====== PROVIDED RECORDS

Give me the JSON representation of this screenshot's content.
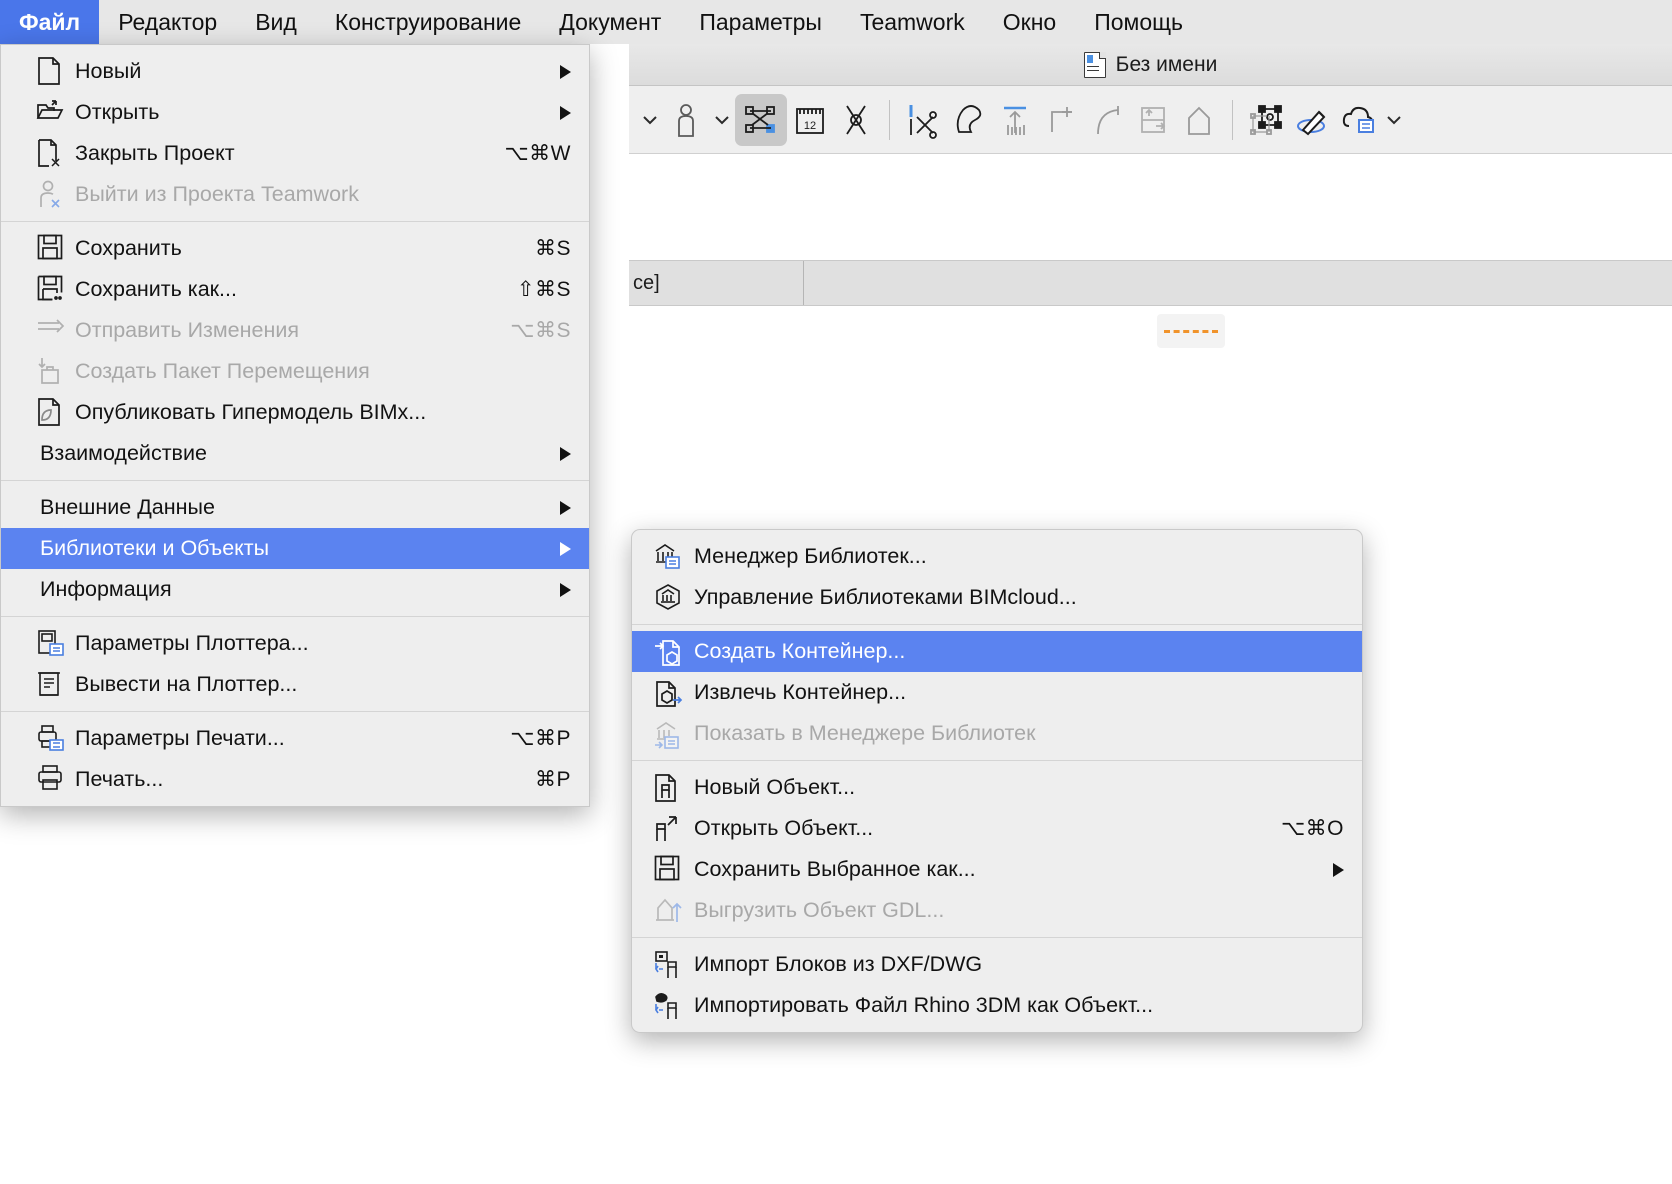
{
  "menubar": {
    "items": [
      {
        "label": "Файл",
        "active": true
      },
      {
        "label": "Редактор",
        "active": false
      },
      {
        "label": "Вид",
        "active": false
      },
      {
        "label": "Конструирование",
        "active": false
      },
      {
        "label": "Документ",
        "active": false
      },
      {
        "label": "Параметры",
        "active": false
      },
      {
        "label": "Teamwork",
        "active": false
      },
      {
        "label": "Окно",
        "active": false
      },
      {
        "label": "Помощь",
        "active": false
      }
    ]
  },
  "window": {
    "title": "Без имени",
    "doc_icon": "document-icon"
  },
  "toolbar": {
    "icons": [
      "chevron-down-icon",
      "person-tool-icon",
      "chevron-down-icon",
      "magic-wand-select-icon",
      "measure-tape-icon",
      "node-tool-icon",
      "split-scissors-icon",
      "trim-icon",
      "multiply-icon",
      "offset-corner-icon",
      "fillet-icon",
      "push-pull-icon",
      "elevate-icon",
      "transform-node-icon",
      "edit-pencil-icon",
      "cloud-list-icon",
      "chevron-down-icon"
    ],
    "active_icon": "magic-wand-select-icon"
  },
  "canvas": {
    "info_cell_text": "ce]",
    "dashed_marker": "dashed-orange-line"
  },
  "file_menu": {
    "groups": [
      [
        {
          "icon": "new-document-icon",
          "label": "Новый",
          "shortcut": "",
          "submenu": true,
          "disabled": false,
          "selected": false
        },
        {
          "icon": "open-folder-icon",
          "label": "Открыть",
          "shortcut": "",
          "submenu": true,
          "disabled": false,
          "selected": false
        },
        {
          "icon": "close-project-icon",
          "label": "Закрыть Проект",
          "shortcut": "⌥⌘W",
          "submenu": false,
          "disabled": false,
          "selected": false
        },
        {
          "icon": "leave-teamwork-icon",
          "label": "Выйти из Проекта Teamwork",
          "shortcut": "",
          "submenu": false,
          "disabled": true,
          "selected": false
        }
      ],
      [
        {
          "icon": "save-icon",
          "label": "Сохранить",
          "shortcut": "⌘S",
          "submenu": false,
          "disabled": false,
          "selected": false
        },
        {
          "icon": "save-as-icon",
          "label": "Сохранить как...",
          "shortcut": "⇧⌘S",
          "submenu": false,
          "disabled": false,
          "selected": false
        },
        {
          "icon": "send-changes-icon",
          "label": "Отправить Изменения",
          "shortcut": "⌥⌘S",
          "submenu": false,
          "disabled": true,
          "selected": false
        },
        {
          "icon": "create-travel-package-icon",
          "label": "Создать Пакет Перемещения",
          "shortcut": "",
          "submenu": false,
          "disabled": true,
          "selected": false
        },
        {
          "icon": "publish-bimx-icon",
          "label": "Опубликовать Гипермодель BIMx...",
          "shortcut": "",
          "submenu": false,
          "disabled": false,
          "selected": false
        },
        {
          "icon": "",
          "label": "Взаимодействие",
          "shortcut": "",
          "submenu": true,
          "disabled": false,
          "selected": false
        }
      ],
      [
        {
          "icon": "",
          "label": "Внешние Данные",
          "shortcut": "",
          "submenu": true,
          "disabled": false,
          "selected": false
        },
        {
          "icon": "",
          "label": "Библиотеки и Объекты",
          "shortcut": "",
          "submenu": true,
          "disabled": false,
          "selected": true
        },
        {
          "icon": "",
          "label": "Информация",
          "shortcut": "",
          "submenu": true,
          "disabled": false,
          "selected": false
        }
      ],
      [
        {
          "icon": "plotter-settings-icon",
          "label": "Параметры Плоттера...",
          "shortcut": "",
          "submenu": false,
          "disabled": false,
          "selected": false
        },
        {
          "icon": "plot-icon",
          "label": "Вывести на Плоттер...",
          "shortcut": "",
          "submenu": false,
          "disabled": false,
          "selected": false
        }
      ],
      [
        {
          "icon": "print-settings-icon",
          "label": "Параметры Печати...",
          "shortcut": "⌥⌘P",
          "submenu": false,
          "disabled": false,
          "selected": false
        },
        {
          "icon": "print-icon",
          "label": "Печать...",
          "shortcut": "⌘P",
          "submenu": false,
          "disabled": false,
          "selected": false
        }
      ]
    ]
  },
  "libraries_submenu": {
    "groups": [
      [
        {
          "icon": "library-manager-icon",
          "label": "Менеджер Библиотек...",
          "shortcut": "",
          "submenu": false,
          "disabled": false,
          "selected": false
        },
        {
          "icon": "bimcloud-library-icon",
          "label": "Управление Библиотеками BIMcloud...",
          "shortcut": "",
          "submenu": false,
          "disabled": false,
          "selected": false
        }
      ],
      [
        {
          "icon": "create-container-icon",
          "label": "Создать Контейнер...",
          "shortcut": "",
          "submenu": false,
          "disabled": false,
          "selected": true
        },
        {
          "icon": "extract-container-icon",
          "label": "Извлечь Контейнер...",
          "shortcut": "",
          "submenu": false,
          "disabled": false,
          "selected": false
        },
        {
          "icon": "show-in-library-manager-icon",
          "label": "Показать в Менеджере Библиотек",
          "shortcut": "",
          "submenu": false,
          "disabled": true,
          "selected": false
        }
      ],
      [
        {
          "icon": "new-object-icon",
          "label": "Новый Объект...",
          "shortcut": "",
          "submenu": false,
          "disabled": false,
          "selected": false
        },
        {
          "icon": "open-object-icon",
          "label": "Открыть Объект...",
          "shortcut": "⌥⌘O",
          "submenu": false,
          "disabled": false,
          "selected": false
        },
        {
          "icon": "save-selection-as-icon",
          "label": "Сохранить Выбранное как...",
          "shortcut": "",
          "submenu": true,
          "disabled": false,
          "selected": false
        },
        {
          "icon": "upload-gdl-object-icon",
          "label": "Выгрузить Объект GDL...",
          "shortcut": "",
          "submenu": false,
          "disabled": true,
          "selected": false
        }
      ],
      [
        {
          "icon": "import-dxf-blocks-icon",
          "label": "Импорт Блоков из DXF/DWG",
          "shortcut": "",
          "submenu": false,
          "disabled": false,
          "selected": false
        },
        {
          "icon": "import-rhino-icon",
          "label": "Импортировать Файл Rhino 3DM как Объект...",
          "shortcut": "",
          "submenu": false,
          "disabled": false,
          "selected": false
        }
      ]
    ]
  },
  "colors": {
    "accent": "#4a76ea",
    "highlight": "#5b83f0",
    "menu_bg": "#eeeeee",
    "menubar_bg": "#e7e7e7",
    "disabled_text": "#a8a8a8",
    "marker_orange": "#f0932b"
  }
}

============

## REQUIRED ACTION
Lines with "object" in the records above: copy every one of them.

## RESULT OF THIS TASK
          "icon": "new-object-icon",
          "icon": "open-object-icon",
          "icon": "upload-gdl-object-icon",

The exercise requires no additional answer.